Problem details
Your task is to count the lines of the records that contain "true". Answer with the number and nothing else.

Source material
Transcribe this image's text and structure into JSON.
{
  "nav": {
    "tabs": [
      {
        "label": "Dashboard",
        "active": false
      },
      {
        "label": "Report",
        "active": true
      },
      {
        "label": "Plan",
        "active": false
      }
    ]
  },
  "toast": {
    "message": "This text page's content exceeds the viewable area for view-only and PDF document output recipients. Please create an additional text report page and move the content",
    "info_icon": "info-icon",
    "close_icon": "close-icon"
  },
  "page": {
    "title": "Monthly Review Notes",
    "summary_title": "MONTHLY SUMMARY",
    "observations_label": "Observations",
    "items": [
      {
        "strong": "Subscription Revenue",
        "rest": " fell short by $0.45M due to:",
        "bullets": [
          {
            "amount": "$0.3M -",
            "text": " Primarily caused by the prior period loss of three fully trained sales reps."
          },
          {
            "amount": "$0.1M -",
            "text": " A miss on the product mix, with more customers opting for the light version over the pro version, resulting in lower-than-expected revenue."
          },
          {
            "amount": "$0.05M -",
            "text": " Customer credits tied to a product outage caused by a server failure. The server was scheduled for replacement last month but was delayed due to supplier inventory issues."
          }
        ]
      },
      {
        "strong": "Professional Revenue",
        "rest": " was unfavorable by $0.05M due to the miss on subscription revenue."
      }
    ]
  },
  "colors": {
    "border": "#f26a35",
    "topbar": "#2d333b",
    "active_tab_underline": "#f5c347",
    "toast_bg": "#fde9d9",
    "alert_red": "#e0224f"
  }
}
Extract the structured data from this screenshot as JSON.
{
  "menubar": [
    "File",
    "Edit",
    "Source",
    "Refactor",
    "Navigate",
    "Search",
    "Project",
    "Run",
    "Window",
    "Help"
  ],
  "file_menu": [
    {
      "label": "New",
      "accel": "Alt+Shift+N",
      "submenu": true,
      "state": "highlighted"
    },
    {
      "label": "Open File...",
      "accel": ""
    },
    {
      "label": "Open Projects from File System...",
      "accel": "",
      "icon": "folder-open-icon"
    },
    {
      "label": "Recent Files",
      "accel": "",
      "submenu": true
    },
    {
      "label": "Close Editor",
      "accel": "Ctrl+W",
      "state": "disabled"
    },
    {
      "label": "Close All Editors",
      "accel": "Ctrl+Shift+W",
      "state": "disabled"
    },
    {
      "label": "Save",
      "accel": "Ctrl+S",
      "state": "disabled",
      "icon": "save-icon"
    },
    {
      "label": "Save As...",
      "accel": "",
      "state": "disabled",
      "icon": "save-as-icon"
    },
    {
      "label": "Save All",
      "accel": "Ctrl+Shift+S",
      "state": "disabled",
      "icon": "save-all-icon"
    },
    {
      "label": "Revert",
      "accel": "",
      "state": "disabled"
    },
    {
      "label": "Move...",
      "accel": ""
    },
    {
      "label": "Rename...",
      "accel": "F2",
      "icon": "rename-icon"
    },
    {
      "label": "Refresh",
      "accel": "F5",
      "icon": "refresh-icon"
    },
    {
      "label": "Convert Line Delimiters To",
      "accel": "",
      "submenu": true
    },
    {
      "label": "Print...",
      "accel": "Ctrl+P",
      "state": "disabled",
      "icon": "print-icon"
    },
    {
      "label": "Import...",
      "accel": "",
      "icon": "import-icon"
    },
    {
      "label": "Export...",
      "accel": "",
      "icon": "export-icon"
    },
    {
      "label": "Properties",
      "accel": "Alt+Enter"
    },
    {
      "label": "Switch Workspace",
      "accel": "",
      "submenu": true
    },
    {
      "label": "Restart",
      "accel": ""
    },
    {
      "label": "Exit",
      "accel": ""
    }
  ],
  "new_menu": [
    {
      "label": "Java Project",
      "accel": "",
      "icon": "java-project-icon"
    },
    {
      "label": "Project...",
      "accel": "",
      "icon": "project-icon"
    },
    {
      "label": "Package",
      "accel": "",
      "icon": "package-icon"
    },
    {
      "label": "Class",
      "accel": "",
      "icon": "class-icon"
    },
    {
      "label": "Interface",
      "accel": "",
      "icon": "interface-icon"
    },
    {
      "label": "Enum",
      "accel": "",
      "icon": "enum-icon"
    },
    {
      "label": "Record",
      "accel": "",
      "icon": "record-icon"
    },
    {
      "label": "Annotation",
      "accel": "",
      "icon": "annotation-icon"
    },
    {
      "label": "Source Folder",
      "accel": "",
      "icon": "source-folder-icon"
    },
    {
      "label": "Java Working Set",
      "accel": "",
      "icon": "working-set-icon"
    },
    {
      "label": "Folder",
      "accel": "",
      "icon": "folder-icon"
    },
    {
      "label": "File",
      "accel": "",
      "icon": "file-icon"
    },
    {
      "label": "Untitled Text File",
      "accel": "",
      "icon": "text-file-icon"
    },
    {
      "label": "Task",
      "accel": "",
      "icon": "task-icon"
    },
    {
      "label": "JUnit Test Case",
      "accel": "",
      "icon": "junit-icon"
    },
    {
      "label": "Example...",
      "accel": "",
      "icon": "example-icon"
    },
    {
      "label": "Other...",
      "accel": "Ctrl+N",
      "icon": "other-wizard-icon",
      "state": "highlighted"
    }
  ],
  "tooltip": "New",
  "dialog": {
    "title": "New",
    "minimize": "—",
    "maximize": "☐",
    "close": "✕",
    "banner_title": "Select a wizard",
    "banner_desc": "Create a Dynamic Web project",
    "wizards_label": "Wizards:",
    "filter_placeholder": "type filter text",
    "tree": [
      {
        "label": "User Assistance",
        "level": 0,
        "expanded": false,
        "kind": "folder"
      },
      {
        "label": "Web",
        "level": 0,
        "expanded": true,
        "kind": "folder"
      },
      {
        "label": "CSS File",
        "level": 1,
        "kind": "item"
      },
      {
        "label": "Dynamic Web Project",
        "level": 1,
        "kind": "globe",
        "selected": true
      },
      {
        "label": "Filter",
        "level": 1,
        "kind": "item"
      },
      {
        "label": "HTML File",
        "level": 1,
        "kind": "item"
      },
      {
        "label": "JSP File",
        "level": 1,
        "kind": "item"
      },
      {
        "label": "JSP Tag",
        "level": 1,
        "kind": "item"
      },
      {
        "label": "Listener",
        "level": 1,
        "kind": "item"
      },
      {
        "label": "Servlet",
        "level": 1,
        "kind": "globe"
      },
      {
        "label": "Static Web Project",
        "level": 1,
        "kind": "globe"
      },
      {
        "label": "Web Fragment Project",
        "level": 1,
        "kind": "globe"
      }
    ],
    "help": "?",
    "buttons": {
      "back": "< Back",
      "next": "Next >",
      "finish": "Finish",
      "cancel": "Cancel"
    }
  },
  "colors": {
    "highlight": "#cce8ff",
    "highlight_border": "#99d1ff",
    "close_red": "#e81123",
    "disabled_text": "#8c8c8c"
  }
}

Output of the task
7